The Dow has had an exceptional rally this year. It is now up 34 percent since its low in March, and today alone the Dow is up about over two percent. Fueling the rise today was the news that existing home sales were up 3.6 percent in June. Adding to the good news: a slew of positive earnings announcements. But should investors be cautious?
Among the positive earnings announcements, Ford Motor (F) shocked the market by posting a $2.3 billion profit in its second quarter and its stock rose 11 percent. Others, such as Wyeth (WYE), Philip Morris (PM), Qualcomm (QCOM) and Hershey (HSY) all raised their forecasts for the year. AT&T (T) reported a $3.2 billion profit, higher than expected, and that helped the entire telecommunications sector to rise. The energy sector was also up, due to higher oil prices which rose 2.6 percent to $67.11.
Earlier this week, Federal Reserve Chairman Ben Bernanke also told Congress that the Fed will guide the economy out of recession without spurring inflation -- music to the ears of investors.

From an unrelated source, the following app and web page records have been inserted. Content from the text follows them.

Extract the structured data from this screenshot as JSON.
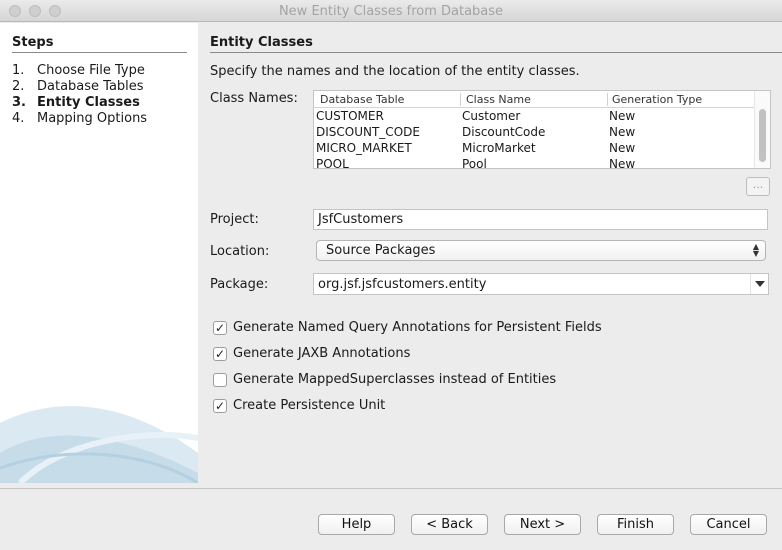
{
  "window": {
    "title": "New Entity Classes from Database"
  },
  "steps": {
    "heading": "Steps",
    "items": [
      {
        "num": "1.",
        "label": "Choose File Type"
      },
      {
        "num": "2.",
        "label": "Database Tables"
      },
      {
        "num": "3.",
        "label": "Entity Classes"
      },
      {
        "num": "4.",
        "label": "Mapping Options"
      }
    ],
    "active_index": 2
  },
  "content": {
    "heading": "Entity Classes",
    "description": "Specify the names and the location of the entity classes."
  },
  "class_names": {
    "label": "Class Names:",
    "columns": [
      "Database Table",
      "Class Name",
      "Generation Type"
    ],
    "rows": [
      [
        "CUSTOMER",
        "Customer",
        "New"
      ],
      [
        "DISCOUNT_CODE",
        "DiscountCode",
        "New"
      ],
      [
        "MICRO_MARKET",
        "MicroMarket",
        "New"
      ],
      [
        "POOL",
        "Pool",
        "New"
      ]
    ],
    "ellipsis_label": "..."
  },
  "project": {
    "label": "Project:",
    "value": "JsfCustomers"
  },
  "location": {
    "label": "Location:",
    "value": "Source Packages"
  },
  "package": {
    "label": "Package:",
    "value": "org.jsf.jsfcustomers.entity"
  },
  "options": [
    {
      "label": "Generate Named Query Annotations for Persistent Fields",
      "checked": true
    },
    {
      "label": "Generate JAXB Annotations",
      "checked": true
    },
    {
      "label": "Generate MappedSuperclasses instead of Entities",
      "checked": false
    },
    {
      "label": "Create Persistence Unit",
      "checked": true
    }
  ],
  "buttons": {
    "help": "Help",
    "back": "< Back",
    "next": "Next >",
    "finish": "Finish",
    "cancel": "Cancel"
  }
}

But smart investors will take the current market euphoria with a dose of skepticsm. There is a good chance that this current rally will not continue and prudence would be wise. Richard Moroney, editor of the newsletter Dow Theory Forecasts, says that the breakout in the Dow Transports above their May high is not a bull market signal. (The Dow Transports is currently around 3,513.) He said that while some could argue that a close above 3,404.11 in the Transports would be bullish, there are many reasons why this would not be the case.
One reason, says Moroney, is because significant advances in the market are often followed by significant corrections. Moroney says that after rallying 2,252 points from March 9 to June 12, the Industrials fell about 653 points to reach 8,146.52 on July 10 -- a 29 percent retracement of the March-to-June rally.
In general, these are not quick corrections either. Significant corrections typically last three weeks to three months -- and one could be coming.
Moroney also points out that the rebound since March, though long in duration, fits within the parameters of a bear-market rally. In a hotline alert he sent to his subscribers today, Moroney says that a one-third to two-thirds retracement of the decline from May 2008 to March 2009 would put the Industrials at 8,717 to 10,887. For the Transports, the equivalent range is 3,244 to 4,341. With both averages at the low end of these ranges, Moroney says that viewing the rebound since March as an uninterrupted bear-market rally makes sense.
Investors would do well to not assume that the worst is over and that it's time to get into the market. More likely, there will be a substantial correction in the months ahead and a fall in stocks. Moroney points out that at 82 percent, the percentage of New York Stock Exchange stocks trading above 200-day moving averages is high relative to historical norms, further suggesting the risk of a correction is high. You've been warned.